=== Begin Enclosure ===
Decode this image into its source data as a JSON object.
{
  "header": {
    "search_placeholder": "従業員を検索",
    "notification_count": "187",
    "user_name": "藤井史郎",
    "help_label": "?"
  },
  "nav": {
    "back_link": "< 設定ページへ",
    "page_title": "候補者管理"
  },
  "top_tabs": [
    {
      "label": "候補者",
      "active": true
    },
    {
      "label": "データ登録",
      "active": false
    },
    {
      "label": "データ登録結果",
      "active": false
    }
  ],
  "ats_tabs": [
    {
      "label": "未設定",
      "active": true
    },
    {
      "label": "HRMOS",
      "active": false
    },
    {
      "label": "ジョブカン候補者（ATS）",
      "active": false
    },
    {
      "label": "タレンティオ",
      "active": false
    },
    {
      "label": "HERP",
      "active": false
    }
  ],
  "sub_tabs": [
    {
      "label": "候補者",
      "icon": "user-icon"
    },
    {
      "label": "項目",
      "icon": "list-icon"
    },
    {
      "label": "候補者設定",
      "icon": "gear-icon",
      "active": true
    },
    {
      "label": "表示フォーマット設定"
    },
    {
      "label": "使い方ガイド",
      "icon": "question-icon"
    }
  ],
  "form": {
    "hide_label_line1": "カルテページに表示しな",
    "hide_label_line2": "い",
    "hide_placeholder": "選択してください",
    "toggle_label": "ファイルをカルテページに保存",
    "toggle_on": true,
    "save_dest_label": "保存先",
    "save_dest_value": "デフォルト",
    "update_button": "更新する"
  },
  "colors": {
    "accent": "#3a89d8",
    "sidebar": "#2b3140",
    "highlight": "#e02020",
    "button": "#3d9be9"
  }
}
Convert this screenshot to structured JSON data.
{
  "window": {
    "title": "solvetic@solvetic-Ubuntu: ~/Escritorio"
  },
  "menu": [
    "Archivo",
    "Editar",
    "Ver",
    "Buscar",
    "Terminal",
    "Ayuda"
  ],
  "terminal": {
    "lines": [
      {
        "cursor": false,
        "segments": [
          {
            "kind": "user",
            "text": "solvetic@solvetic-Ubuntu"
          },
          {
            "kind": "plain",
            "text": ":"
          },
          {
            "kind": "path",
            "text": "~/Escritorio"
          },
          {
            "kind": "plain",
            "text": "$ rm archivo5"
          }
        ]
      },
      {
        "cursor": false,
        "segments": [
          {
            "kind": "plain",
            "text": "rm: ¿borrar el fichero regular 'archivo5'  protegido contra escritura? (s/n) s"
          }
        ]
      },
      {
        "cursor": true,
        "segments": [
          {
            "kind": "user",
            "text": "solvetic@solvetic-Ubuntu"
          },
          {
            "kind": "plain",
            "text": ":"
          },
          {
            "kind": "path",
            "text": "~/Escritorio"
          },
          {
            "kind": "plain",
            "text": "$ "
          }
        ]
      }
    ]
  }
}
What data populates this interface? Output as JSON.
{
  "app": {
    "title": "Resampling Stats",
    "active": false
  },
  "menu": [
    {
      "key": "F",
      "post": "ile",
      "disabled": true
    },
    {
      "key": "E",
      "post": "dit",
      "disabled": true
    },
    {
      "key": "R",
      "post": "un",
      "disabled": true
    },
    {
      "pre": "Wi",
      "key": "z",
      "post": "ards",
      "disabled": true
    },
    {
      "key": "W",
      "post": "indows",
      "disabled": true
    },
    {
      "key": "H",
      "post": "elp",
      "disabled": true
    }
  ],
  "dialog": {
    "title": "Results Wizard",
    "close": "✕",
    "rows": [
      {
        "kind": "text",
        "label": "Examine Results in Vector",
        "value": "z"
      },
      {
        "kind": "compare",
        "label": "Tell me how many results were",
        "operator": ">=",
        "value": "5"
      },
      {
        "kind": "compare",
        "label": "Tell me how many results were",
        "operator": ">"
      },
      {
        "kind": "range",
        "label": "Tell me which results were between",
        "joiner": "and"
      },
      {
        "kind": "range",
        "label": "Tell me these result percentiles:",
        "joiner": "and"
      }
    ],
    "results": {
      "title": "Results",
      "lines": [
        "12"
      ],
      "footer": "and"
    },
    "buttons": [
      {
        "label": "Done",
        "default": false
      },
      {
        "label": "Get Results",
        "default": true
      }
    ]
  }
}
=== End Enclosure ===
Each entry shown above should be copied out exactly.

* [ANSWER FOR THIS EXERCISE]
Decode this image into its source data as a JSON object.
{
  "header": {
    "search_placeholder": "従業員を検索",
    "notification_count": "187",
    "user_name": "藤井史郎",
    "help_label": "?"
  },
  "nav": {
    "back_link": "< 設定ページへ",
    "page_title": "候補者管理"
  },
  "top_tabs": [
    {
      "label": "候補者",
      "active": true
    },
    {
      "label": "データ登録",
      "active": false
    },
    {
      "label": "データ登録結果",
      "active": false
    }
  ],
  "ats_tabs": [
    {
      "label": "未設定",
      "active": true
    },
    {
      "label": "HRMOS",
      "active": false
    },
    {
      "label": "ジョブカン候補者（ATS）",
      "active": false
    },
    {
      "label": "タレンティオ",
      "active": false
    },
    {
      "label": "HERP",
      "active": false
    }
  ],
  "sub_tabs": [
    {
      "label": "候補者",
      "icon": "user-icon"
    },
    {
      "label": "項目",
      "icon": "list-icon"
    },
    {
      "label": "候補者設定",
      "icon": "gear-icon",
      "active": true
    },
    {
      "label": "表示フォーマット設定"
    },
    {
      "label": "使い方ガイド",
      "icon": "question-icon"
    }
  ],
  "form": {
    "hide_label_line1": "カルテページに表示しな",
    "hide_label_line2": "い",
    "hide_placeholder": "選択してください",
    "toggle_label": "ファイルをカルテページに保存",
    "toggle_on": true,
    "save_dest_label": "保存先",
    "save_dest_value": "デフォルト",
    "update_button": "更新する"
  },
  "colors": {
    "accent": "#3a89d8",
    "sidebar": "#2b3140",
    "highlight": "#e02020",
    "button": "#3d9be9"
  }
}
Convert this screenshot to structured JSON data.
{
  "window": {
    "title": "solvetic@solvetic-Ubuntu: ~/Escritorio"
  },
  "menu": [
    "Archivo",
    "Editar",
    "Ver",
    "Buscar",
    "Terminal",
    "Ayuda"
  ],
  "terminal": {
    "lines": [
      {
        "cursor": false,
        "segments": [
          {
            "kind": "user",
            "text": "solvetic@solvetic-Ubuntu"
          },
          {
            "kind": "plain",
            "text": ":"
          },
          {
            "kind": "path",
            "text": "~/Escritorio"
          },
          {
            "kind": "plain",
            "text": "$ rm archivo5"
          }
        ]
      },
      {
        "cursor": false,
        "segments": [
          {
            "kind": "plain",
            "text": "rm: ¿borrar el fichero regular 'archivo5'  protegido contra escritura? (s/n) s"
          }
        ]
      },
      {
        "cursor": true,
        "segments": [
          {
            "kind": "user",
            "text": "solvetic@solvetic-Ubuntu"
          },
          {
            "kind": "plain",
            "text": ":"
          },
          {
            "kind": "path",
            "text": "~/Escritorio"
          },
          {
            "kind": "plain",
            "text": "$ "
          }
        ]
      }
    ]
  }
}
What data populates this interface? Output as JSON.
{
  "app": {
    "title": "Resampling Stats",
    "active": false
  },
  "menu": [
    {
      "key": "F",
      "post": "ile",
      "disabled": true
    },
    {
      "key": "E",
      "post": "dit",
      "disabled": true
    },
    {
      "key": "R",
      "post": "un",
      "disabled": true
    },
    {
      "pre": "Wi",
      "key": "z",
      "post": "ards",
      "disabled": true
    },
    {
      "key": "W",
      "post": "indows",
      "disabled": true
    },
    {
      "key": "H",
      "post": "elp",
      "disabled": true
    }
  ],
  "dialog": {
    "title": "Results Wizard",
    "close": "✕",
    "rows": [
      {
        "kind": "text",
        "label": "Examine Results in Vector",
        "value": "z"
      },
      {
        "kind": "compare",
        "label": "Tell me how many results were",
        "operator": ">=",
        "value": "5"
      },
      {
        "kind": "compare",
        "label": "Tell me how many results were",
        "operator": ">"
      },
      {
        "kind": "range",
        "label": "Tell me which results were between",
        "joiner": "and"
      },
      {
        "kind": "range",
        "label": "Tell me these result percentiles:",
        "joiner": "and"
      }
    ],
    "results": {
      "title": "Results",
      "lines": [
        "12"
      ],
      "footer": "and"
    },
    "buttons": [
      {
        "label": "Done",
        "default": false
      },
      {
        "label": "Get Results",
        "default": true
      }
    ]
  }
}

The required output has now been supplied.